- _MATERIAL FOR THE TASK_:
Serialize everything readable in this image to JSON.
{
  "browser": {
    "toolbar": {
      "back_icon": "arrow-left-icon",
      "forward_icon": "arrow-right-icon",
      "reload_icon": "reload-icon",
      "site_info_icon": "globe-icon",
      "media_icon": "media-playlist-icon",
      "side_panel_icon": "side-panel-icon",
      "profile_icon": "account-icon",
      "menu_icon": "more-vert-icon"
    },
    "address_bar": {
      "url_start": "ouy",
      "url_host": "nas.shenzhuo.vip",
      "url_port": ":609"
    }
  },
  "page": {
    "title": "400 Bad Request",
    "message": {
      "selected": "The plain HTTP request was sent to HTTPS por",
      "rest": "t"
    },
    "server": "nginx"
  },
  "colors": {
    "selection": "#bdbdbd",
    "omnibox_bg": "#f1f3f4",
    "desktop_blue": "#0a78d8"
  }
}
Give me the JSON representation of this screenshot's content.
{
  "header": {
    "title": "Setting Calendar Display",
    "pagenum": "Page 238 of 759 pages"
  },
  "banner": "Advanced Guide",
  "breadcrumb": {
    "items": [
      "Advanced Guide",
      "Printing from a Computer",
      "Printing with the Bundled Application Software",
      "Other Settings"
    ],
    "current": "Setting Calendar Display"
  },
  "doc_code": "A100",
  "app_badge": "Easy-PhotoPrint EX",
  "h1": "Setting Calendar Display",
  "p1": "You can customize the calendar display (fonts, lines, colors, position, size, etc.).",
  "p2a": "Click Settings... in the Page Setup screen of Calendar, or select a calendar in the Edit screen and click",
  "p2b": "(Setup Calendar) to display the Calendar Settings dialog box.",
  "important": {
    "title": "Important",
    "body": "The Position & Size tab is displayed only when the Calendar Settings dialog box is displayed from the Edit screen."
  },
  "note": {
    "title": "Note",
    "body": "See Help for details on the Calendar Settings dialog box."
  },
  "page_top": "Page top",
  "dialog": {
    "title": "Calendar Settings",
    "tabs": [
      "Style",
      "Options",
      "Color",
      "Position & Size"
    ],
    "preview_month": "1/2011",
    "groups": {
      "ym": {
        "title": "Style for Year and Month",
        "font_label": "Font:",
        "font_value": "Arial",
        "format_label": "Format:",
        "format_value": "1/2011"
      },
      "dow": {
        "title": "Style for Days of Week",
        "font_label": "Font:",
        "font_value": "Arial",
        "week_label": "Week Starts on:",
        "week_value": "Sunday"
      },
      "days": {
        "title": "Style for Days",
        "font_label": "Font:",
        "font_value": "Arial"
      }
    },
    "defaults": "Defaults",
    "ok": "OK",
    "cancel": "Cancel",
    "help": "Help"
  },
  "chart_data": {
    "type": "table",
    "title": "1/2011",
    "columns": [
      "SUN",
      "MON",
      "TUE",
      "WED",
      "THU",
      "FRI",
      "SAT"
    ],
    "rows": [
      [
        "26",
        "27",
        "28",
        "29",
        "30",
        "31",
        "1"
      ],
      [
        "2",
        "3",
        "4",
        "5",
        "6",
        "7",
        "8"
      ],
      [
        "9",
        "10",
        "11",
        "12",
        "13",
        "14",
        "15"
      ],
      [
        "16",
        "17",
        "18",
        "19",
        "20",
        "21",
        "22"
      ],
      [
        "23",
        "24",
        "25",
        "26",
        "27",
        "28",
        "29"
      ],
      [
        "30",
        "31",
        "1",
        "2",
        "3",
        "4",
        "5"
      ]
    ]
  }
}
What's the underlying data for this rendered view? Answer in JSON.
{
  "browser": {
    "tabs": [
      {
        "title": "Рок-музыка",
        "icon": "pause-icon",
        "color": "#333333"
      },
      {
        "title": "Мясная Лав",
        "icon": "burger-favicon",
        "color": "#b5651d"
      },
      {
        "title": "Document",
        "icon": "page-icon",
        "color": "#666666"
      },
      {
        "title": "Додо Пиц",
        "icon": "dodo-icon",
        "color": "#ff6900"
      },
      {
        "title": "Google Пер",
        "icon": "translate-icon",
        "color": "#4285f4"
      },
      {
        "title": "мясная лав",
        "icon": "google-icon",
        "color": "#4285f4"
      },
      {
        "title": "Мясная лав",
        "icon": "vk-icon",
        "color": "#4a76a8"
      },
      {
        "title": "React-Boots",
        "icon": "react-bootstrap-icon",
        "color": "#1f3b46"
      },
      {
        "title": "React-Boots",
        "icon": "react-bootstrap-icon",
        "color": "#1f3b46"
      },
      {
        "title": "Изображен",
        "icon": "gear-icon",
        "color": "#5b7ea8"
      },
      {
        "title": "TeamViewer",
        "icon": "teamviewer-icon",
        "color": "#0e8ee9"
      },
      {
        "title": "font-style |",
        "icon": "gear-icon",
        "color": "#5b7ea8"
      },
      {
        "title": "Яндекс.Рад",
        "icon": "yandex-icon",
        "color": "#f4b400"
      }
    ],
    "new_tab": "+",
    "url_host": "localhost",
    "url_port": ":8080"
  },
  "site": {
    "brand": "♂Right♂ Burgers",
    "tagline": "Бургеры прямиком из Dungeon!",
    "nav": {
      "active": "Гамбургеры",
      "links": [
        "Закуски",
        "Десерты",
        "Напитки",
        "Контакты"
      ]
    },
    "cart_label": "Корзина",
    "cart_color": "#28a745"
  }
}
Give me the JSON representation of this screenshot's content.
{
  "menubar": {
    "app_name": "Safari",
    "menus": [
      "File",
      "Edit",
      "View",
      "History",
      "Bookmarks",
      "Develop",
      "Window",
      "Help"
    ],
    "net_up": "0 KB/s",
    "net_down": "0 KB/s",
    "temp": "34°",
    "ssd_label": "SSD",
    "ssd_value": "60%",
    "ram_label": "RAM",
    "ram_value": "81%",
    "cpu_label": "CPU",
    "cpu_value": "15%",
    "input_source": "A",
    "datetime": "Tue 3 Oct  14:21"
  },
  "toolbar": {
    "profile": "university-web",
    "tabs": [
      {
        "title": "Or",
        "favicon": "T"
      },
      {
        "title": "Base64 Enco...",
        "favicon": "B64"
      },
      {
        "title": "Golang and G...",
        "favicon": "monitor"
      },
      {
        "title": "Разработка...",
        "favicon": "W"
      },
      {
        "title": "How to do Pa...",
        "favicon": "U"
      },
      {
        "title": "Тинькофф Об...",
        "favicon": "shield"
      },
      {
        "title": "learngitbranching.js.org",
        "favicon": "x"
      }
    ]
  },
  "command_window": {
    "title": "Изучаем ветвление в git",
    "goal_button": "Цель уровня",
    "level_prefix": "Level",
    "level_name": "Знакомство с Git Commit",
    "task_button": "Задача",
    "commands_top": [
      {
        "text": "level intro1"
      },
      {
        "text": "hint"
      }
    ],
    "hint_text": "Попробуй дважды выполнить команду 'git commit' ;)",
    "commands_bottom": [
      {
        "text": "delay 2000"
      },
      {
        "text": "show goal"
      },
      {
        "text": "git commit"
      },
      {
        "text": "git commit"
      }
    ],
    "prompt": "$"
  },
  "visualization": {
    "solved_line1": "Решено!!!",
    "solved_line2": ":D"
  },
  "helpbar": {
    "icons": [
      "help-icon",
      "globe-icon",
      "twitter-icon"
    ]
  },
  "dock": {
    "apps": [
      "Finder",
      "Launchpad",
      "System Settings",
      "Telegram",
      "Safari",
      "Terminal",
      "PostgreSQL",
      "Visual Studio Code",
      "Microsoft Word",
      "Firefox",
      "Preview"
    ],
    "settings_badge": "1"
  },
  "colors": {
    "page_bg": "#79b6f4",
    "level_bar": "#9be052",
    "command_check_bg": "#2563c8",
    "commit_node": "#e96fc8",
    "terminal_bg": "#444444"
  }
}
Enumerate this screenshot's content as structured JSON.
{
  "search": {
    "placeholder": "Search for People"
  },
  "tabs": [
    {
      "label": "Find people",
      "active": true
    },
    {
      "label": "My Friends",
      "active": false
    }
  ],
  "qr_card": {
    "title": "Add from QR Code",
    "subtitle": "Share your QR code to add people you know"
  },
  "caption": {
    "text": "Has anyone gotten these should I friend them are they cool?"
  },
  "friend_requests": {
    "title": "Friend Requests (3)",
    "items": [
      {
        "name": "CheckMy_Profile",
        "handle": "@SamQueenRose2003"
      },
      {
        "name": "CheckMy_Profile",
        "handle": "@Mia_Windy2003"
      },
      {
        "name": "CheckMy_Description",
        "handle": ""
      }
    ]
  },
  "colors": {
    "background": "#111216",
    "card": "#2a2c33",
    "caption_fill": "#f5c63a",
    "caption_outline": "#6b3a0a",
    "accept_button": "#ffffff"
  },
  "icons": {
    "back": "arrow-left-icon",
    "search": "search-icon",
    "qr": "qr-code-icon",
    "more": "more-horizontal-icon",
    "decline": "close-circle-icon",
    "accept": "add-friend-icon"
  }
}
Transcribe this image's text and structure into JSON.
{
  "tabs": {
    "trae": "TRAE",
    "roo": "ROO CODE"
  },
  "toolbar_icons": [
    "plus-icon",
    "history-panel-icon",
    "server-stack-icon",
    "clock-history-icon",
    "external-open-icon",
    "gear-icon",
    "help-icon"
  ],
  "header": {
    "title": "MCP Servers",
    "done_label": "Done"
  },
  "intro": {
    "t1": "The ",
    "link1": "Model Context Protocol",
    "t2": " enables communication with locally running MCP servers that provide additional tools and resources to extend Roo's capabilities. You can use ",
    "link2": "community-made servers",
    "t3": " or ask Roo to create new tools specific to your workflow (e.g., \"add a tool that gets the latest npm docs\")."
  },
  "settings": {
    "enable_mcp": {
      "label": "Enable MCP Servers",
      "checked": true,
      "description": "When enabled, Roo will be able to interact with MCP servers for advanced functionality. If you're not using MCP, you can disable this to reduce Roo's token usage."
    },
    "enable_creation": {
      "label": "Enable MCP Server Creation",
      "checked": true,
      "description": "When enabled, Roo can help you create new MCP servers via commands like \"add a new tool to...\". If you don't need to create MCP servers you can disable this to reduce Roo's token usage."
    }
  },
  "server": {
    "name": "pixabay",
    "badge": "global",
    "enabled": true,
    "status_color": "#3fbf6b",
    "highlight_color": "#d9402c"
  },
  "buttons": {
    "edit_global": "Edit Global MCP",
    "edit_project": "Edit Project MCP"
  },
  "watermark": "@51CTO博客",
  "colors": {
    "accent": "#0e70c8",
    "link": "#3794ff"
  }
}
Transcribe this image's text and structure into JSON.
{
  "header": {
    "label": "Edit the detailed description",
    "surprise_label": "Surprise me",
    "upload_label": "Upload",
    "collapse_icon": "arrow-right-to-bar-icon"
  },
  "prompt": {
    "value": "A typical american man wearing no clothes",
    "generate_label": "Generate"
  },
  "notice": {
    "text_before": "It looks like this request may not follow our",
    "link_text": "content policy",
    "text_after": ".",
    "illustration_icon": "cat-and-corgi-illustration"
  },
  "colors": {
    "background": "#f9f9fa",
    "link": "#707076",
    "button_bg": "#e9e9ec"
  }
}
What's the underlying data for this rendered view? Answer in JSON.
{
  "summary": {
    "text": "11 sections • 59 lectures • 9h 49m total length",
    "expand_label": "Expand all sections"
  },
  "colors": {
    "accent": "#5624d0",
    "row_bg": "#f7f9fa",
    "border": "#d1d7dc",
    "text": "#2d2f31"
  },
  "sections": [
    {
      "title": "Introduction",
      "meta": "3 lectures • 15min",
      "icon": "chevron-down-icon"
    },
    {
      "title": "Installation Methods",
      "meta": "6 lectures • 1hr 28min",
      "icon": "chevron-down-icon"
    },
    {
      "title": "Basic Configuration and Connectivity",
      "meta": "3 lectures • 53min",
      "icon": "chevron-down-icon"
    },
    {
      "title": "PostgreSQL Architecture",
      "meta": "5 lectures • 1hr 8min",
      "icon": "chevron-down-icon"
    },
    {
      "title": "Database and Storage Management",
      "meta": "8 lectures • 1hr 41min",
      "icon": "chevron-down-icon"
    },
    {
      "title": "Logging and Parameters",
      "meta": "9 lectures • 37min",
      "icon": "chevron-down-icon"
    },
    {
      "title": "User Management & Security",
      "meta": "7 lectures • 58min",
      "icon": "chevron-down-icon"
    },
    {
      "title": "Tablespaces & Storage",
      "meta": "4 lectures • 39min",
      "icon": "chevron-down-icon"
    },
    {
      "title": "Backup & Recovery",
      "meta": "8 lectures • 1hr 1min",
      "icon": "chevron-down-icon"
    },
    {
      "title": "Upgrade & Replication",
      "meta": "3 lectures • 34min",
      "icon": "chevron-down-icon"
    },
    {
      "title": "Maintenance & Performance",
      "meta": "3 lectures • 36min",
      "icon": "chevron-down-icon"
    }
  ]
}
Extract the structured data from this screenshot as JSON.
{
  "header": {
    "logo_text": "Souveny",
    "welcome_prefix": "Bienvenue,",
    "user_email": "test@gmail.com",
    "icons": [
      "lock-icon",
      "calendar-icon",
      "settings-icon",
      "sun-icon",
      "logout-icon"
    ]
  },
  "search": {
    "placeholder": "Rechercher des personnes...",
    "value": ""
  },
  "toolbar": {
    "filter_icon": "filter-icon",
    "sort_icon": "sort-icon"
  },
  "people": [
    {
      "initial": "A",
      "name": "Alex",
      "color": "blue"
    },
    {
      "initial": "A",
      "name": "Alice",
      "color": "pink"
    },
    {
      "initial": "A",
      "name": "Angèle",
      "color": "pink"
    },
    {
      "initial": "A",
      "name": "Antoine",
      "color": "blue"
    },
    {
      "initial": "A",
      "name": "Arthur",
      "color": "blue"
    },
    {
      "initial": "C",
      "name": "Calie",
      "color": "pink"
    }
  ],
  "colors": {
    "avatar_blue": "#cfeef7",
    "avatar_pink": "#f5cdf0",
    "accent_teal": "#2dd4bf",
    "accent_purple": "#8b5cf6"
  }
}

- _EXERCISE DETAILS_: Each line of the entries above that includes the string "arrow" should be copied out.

- _ANSWER TO THE PROBLEM_:
      "back_icon": "arrow-left-icon",
      "forward_icon": "arrow-right-icon",
    "back": "arrow-left-icon",
    "collapse_icon": "arrow-right-to-bar-icon"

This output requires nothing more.